In turn, it was obvious that he longed to be looked at -- and therefore known -- in a certain way. Blah blah blah yadda yadda, it ultimately came down to never having come into being in the loving space of his mother's gaze, as she had abandoned the family when he was quite young. As a result, the porn actually entered the picture when he was seven or eight years old, as a kind of "maternal container" for a prematurely awakened sexuality that served as a substitute for the real missing link of love. (I have seen the same pattern in many male homosexuals, for whom compulsive sex is merely a means to an intrapsychic end of which they are unaware, i.e., the attempt to internalize male logos.)
HvB beautifully describes the dynamics of knowing oneself through being lovingly known: "This special gaze, which is possible only in the loving attention of the subject, is equally objective and idealizing." Within this supercharged space, the object "hopes to attain in the space of another the ideality that it can never realize in itself." In order to become who we are, so to speak, we need "someone who believes in [us] -- no, who sees [us] already existing in a hidden state, where, however, [we] are visible only to one who firmly holds that [we] can be realized, to one, in other words, who believes and loves."
Frankly, this is again not all that different from therapy, in which the therapist may be able to "see" the positive essence of the person, the essence that is buried under the activity of the mind parasites.
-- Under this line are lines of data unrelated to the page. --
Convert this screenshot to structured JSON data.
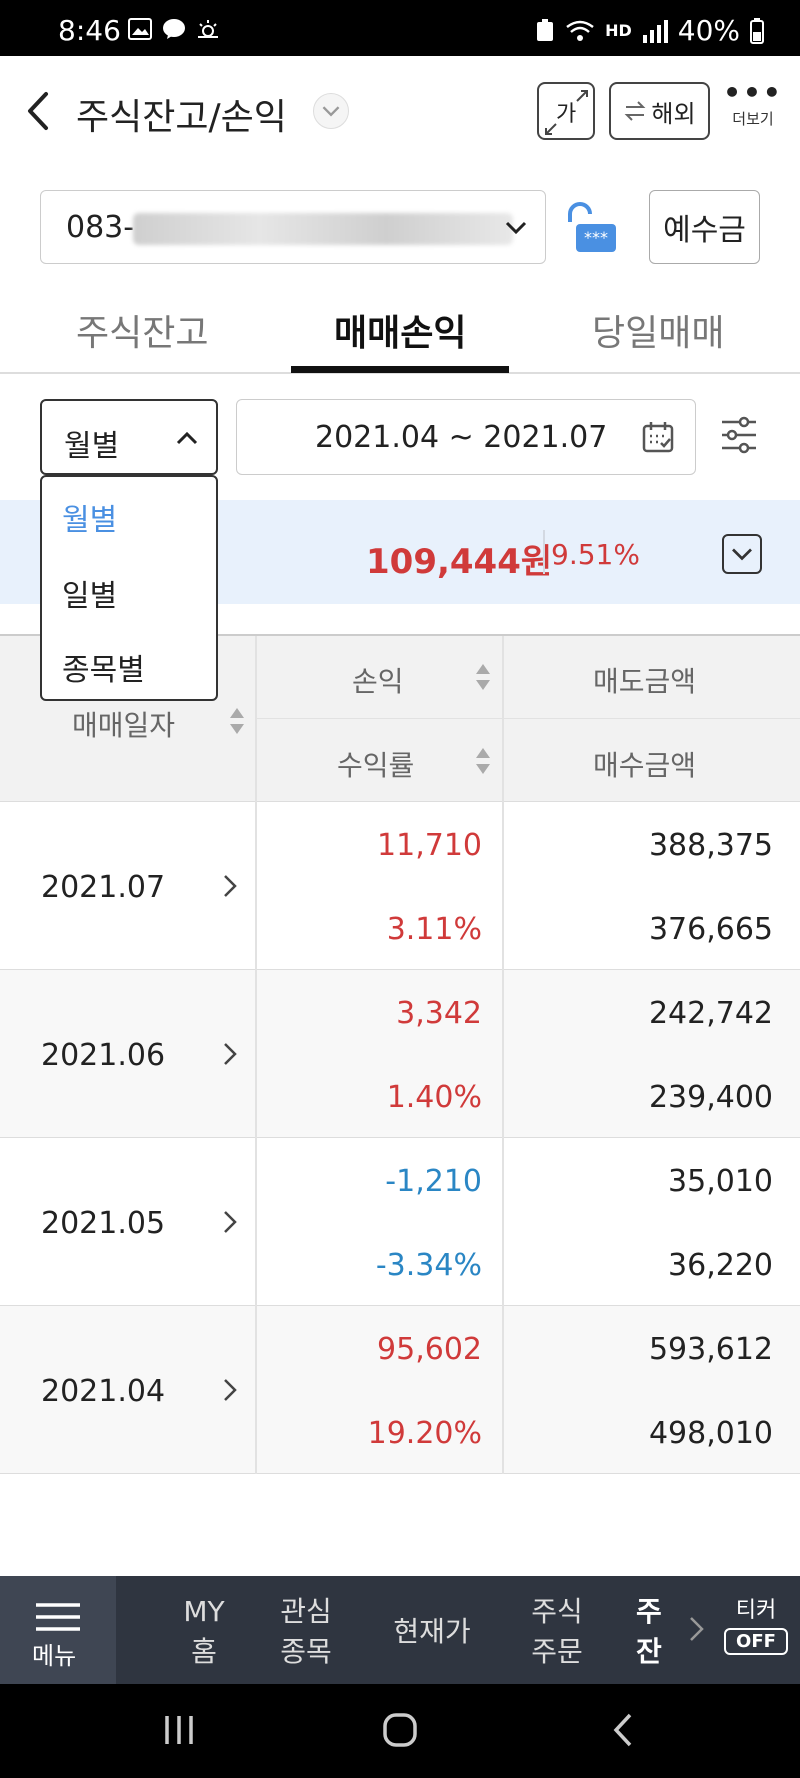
{
  "status_bar": {
    "time": "8:46",
    "battery": "40%",
    "hd_label": "HD"
  },
  "header": {
    "back_label": "<",
    "title": "주식잔고/손익",
    "font_button_label": "가",
    "overseas_button_label": "해외",
    "more_label": "더보기"
  },
  "account": {
    "number_prefix": "083-",
    "deposit_button_label": "예수금"
  },
  "tabs": [
    {
      "label": "주식잔고",
      "active": false
    },
    {
      "label": "매매손익",
      "active": true
    },
    {
      "label": "당일매매",
      "active": false
    }
  ],
  "filter": {
    "period_selected": "월별",
    "period_options": [
      "월별",
      "일별",
      "종목별"
    ],
    "date_range": "2021.04 ~ 2021.07"
  },
  "summary": {
    "profit_amount": "109,444원",
    "profit_rate": "9.51%"
  },
  "table": {
    "headers": {
      "date": "매매일자",
      "profit": "손익",
      "rate": "수익률",
      "sell_amount": "매도금액",
      "buy_amount": "매수금액"
    },
    "rows": [
      {
        "date": "2021.07",
        "profit": "11,710",
        "rate": "3.11%",
        "sell": "388,375",
        "buy": "376,665",
        "sign": "positive"
      },
      {
        "date": "2021.06",
        "profit": "3,342",
        "rate": "1.40%",
        "sell": "242,742",
        "buy": "239,400",
        "sign": "positive"
      },
      {
        "date": "2021.05",
        "profit": "-1,210",
        "rate": "-3.34%",
        "sell": "35,010",
        "buy": "36,220",
        "sign": "negative"
      },
      {
        "date": "2021.04",
        "profit": "95,602",
        "rate": "19.20%",
        "sell": "593,612",
        "buy": "498,010",
        "sign": "positive"
      }
    ]
  },
  "bottom_nav": {
    "menu_label": "메뉴",
    "items": [
      {
        "line1": "MY",
        "line2": "홈"
      },
      {
        "line1": "관심",
        "line2": "종목"
      },
      {
        "line1": "현재가",
        "line2": ""
      },
      {
        "line1": "주식",
        "line2": "주문"
      }
    ],
    "clipped_item": {
      "line1": "주",
      "line2": "잔"
    },
    "ticker_label": "티커",
    "ticker_state": "OFF"
  },
  "colors": {
    "profit": "#d03a3a",
    "loss": "#2a86c4",
    "accent": "#4a90e2",
    "summary_bg": "#e8f1fc"
  }
}
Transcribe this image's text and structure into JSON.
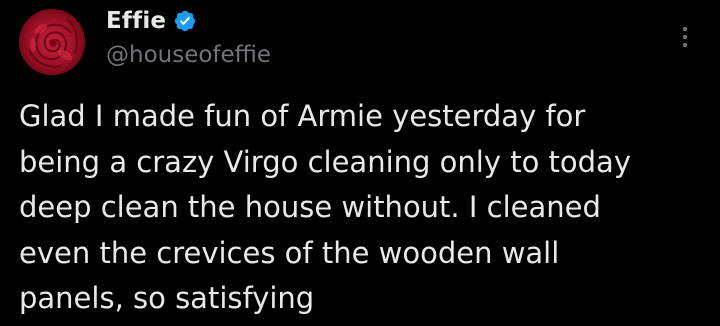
{
  "author": {
    "display_name": "Effie",
    "handle": "@houseofeffie",
    "verified": true,
    "avatar_icon": "red-rose-avatar",
    "verified_icon": "verified-badge-icon"
  },
  "more_options_icon": "more-options-icon",
  "tweet": {
    "text": "Glad I made fun of Armie yesterday for\nbeing a crazy Virgo cleaning only to today\ndeep clean the house without. I cleaned\neven the crevices of the wooden wall\npanels, so satisfying"
  },
  "colors": {
    "background": "#000000",
    "primary_text": "#e7e9ea",
    "secondary_text": "#71767b",
    "verified_blue": "#1d9bf0"
  }
}
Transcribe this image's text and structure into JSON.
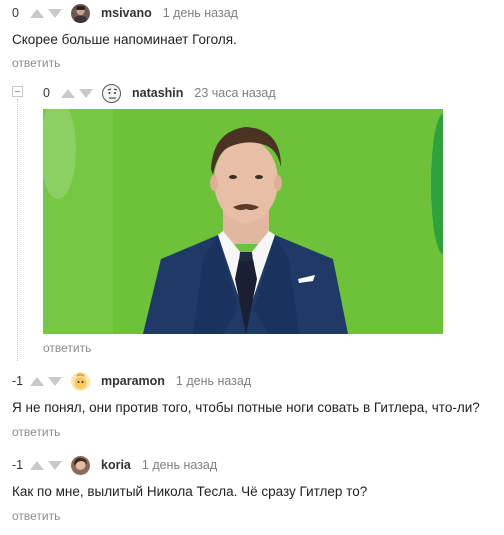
{
  "comments": [
    {
      "rating": "0",
      "username": "msivano",
      "time": "1 день назад",
      "text": "Скорее больше напоминает Гоголя.",
      "reply": "ответить"
    },
    {
      "rating": "0",
      "username": "natashin",
      "time": "23 часа назад",
      "reply": "ответить",
      "image": "photo-man-in-suit-green-background"
    },
    {
      "rating": "-1",
      "username": "mparamon",
      "time": "1 день назад",
      "text": "Я не понял, они против того, чтобы потные ноги совать в Гитлера, что-ли?",
      "reply": "ответить"
    },
    {
      "rating": "-1",
      "username": "koria",
      "time": "1 день назад",
      "text": "Как по мне, вылитый Никола Тесла. Чё сразу Гитлер то?",
      "reply": "ответить"
    }
  ],
  "colors": {
    "photo_background": "#6ec23a",
    "vote_arrow": "#c9c9c9",
    "muted_text": "#8c8c8c"
  }
}
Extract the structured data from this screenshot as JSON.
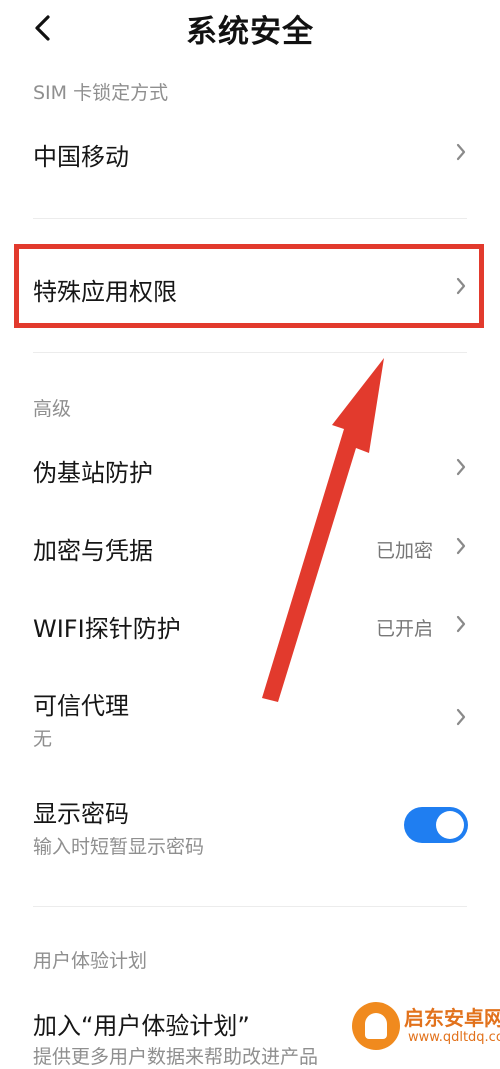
{
  "header": {
    "title": "系统安全"
  },
  "sim": {
    "section_title": "SIM 卡锁定方式",
    "carrier_label": "中国移动"
  },
  "special": {
    "label": "特殊应用权限"
  },
  "advanced": {
    "section_title": "高级",
    "fake_base_label": "伪基站防护",
    "encryption_label": "加密与凭据",
    "encryption_value": "已加密",
    "wifi_label": "WIFI探针防护",
    "wifi_value": "已开启",
    "trust_label": "可信代理",
    "trust_sub": "无",
    "password_label": "显示密码",
    "password_sub": "输入时短暂显示密码",
    "password_enabled": true
  },
  "ux": {
    "section_title": "用户体验计划",
    "join_label": "加入“用户体验计划”",
    "join_sub": "提供更多用户数据来帮助改进产品"
  },
  "watermark": {
    "name": "启东安卓网",
    "url": "www.qdltdq.com"
  },
  "colors": {
    "accent": "#1f7ef1",
    "annotation": "#e23a2d",
    "watermark": "#e2721c"
  }
}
In fact, if I cannot feel that essence, I can't help the person. In my own marriage -- and I'm sure this is the rule for most people -- I fell in love with the essence, but after awhile, other things reared their heads and began to get in the way. But you must realize, this is one of the very purposes of marriage, that is, a "loving space" where these things can be worked out. Now there's pretty much only essence left, so it's very much like being back at the beginning and really knowing it for the first time.
HvB talks about the "mystery of love," through which "the object ventures to be what it could have been but would never have dared to be by itself alone.... The image was only concealed in the beloved, and the eyes of love had to come and raise it from the depths" (speaking of resurrection). Truly, we can only be in the ultimate sense within a matrix of love. And obviously, this has profound theological consequences, for it leads directly to the trinitarian godhead, which is nothing if not two subjects eternally joined in love and "witnessing" to each other. And this is why, only in love can you be all you can be.
The beloved [knows] that the realization of his best potentialities is, not his merit, but the creative work of love, which impelled him to realize them, held before him the mirror and the ideal image, and bestowed the strength to attain the goal. In this creative happening, every distinction between subjective and objective becomes meaningless. The image that love saw and held up is doubtless an image of the object. Not, however, of the object as it is, but of the object as it could be. --Theo-Logic: The Truth of the World
Amen. Can I get a witness?